> [Assigned task] Skip the pictures and retype exactly the lines from the one holding "Parse this screenshot: output" through the end of the entries.

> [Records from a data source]
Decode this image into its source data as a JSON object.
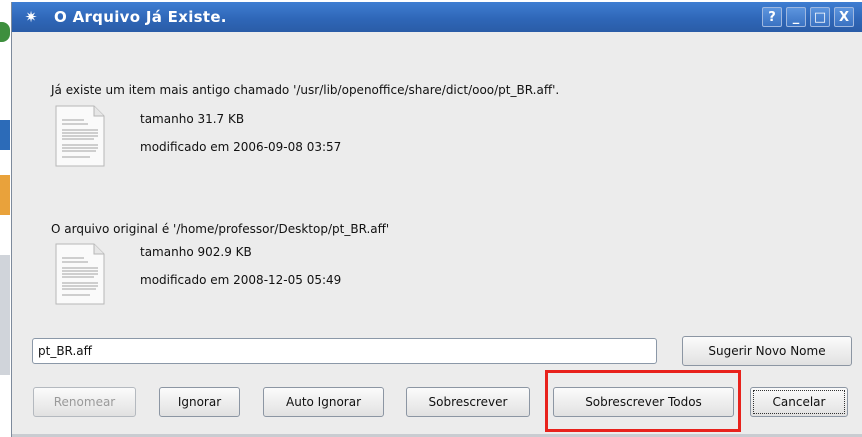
{
  "window": {
    "title": "O Arquivo Já Existe.",
    "controls": [
      "?",
      "_",
      "□",
      "X"
    ]
  },
  "existing": {
    "message": "Já existe um item mais antigo chamado '/usr/lib/openoffice/share/dict/ooo/pt_BR.aff'.",
    "size": "tamanho 31.7 KB",
    "modified": "modificado em 2006-09-08 03:57"
  },
  "original": {
    "message": "O arquivo original é '/home/professor/Desktop/pt_BR.aff'",
    "size": "tamanho 902.9 KB",
    "modified": "modificado em 2008-12-05 05:49"
  },
  "rename": {
    "value": "pt_BR.aff",
    "suggest_label": "Sugerir Novo Nome"
  },
  "buttons": {
    "rename": "Renomear",
    "skip": "Ignorar",
    "auto_skip": "Auto Ignorar",
    "overwrite": "Sobrescrever",
    "overwrite_all": "Sobrescrever Todos",
    "cancel": "Cancelar"
  },
  "colors": {
    "titlebar": "#2f67b8",
    "highlight": "#e8221c"
  }
}
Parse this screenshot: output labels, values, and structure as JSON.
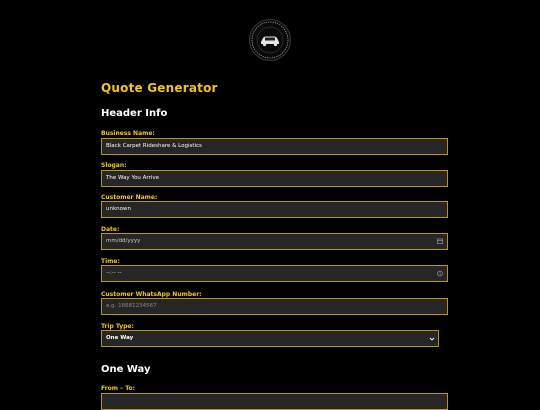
{
  "logo": {
    "ring_text": "BLACK CARPET RIDESHARE & LOGISTICS"
  },
  "page": {
    "title": "Quote Generator"
  },
  "sections": {
    "header_info": "Header Info",
    "one_way": "One Way"
  },
  "fields": {
    "business_name": {
      "label": "Business Name:",
      "value": "Black Carpet Rideshare & Logistics"
    },
    "slogan": {
      "label": "Slogan:",
      "value": "The Way You Arrive"
    },
    "customer_name": {
      "label": "Customer Name:",
      "value": "unknown"
    },
    "date": {
      "label": "Date:",
      "value": "mm/dd/yyyy",
      "icon": "calendar-icon"
    },
    "time": {
      "label": "Time:",
      "value": "--:-- --",
      "icon": "clock-icon"
    },
    "whatsapp": {
      "label": "Customer WhatsApp Number:",
      "placeholder": "e.g. 18681234567"
    },
    "trip_type": {
      "label": "Trip Type:",
      "value": "One Way",
      "icon": "chevron-down-icon"
    },
    "from_to": {
      "label": "From – To:",
      "value": ""
    }
  },
  "colors": {
    "accent": "#f5c518",
    "border": "#b8960f",
    "field_bg": "#262626",
    "page_bg": "#000000"
  }
}
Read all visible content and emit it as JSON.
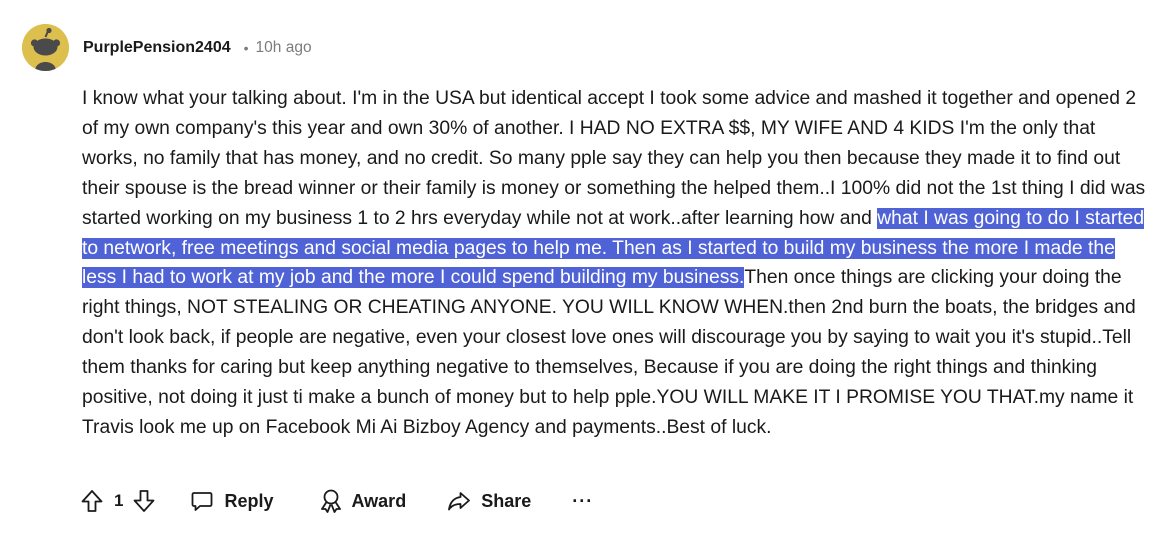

> [Task answer]
Parse this screenshot: output labels, values, and structure as JSON.
{
  "logo": {
    "ring_text": "BLACK CARPET RIDESHARE & LOGISTICS"
  },
  "page": {
    "title": "Quote Generator"
  },
  "sections": {
    "header_info": "Header Info",
    "one_way": "One Way"
  },
  "fields": {
    "business_name": {
      "label": "Business Name:",
      "value": "Black Carpet Rideshare & Logistics"
    },
    "slogan": {
      "label": "Slogan:",
      "value": "The Way You Arrive"
    },
    "customer_name": {
      "label": "Customer Name:",
      "value": "unknown"
    },
    "date": {
      "label": "Date:",
      "value": "mm/dd/yyyy",
      "icon": "calendar-icon"
    },
    "time": {
      "label": "Time:",
      "value": "--:-- --",
      "icon": "clock-icon"
    },
    "whatsapp": {
      "label": "Customer WhatsApp Number:",
      "placeholder": "e.g. 18681234567"
    },
    "trip_type": {
      "label": "Trip Type:",
      "value": "One Way",
      "icon": "chevron-down-icon"
    },
    "from_to": {
      "label": "From – To:",
      "value": ""
    }
  },
  "colors": {
    "accent": "#f5c518",
    "border": "#b8960f",
    "field_bg": "#262626",
    "page_bg": "#000000"
  }
}
Read all visible content and emit it as JSON.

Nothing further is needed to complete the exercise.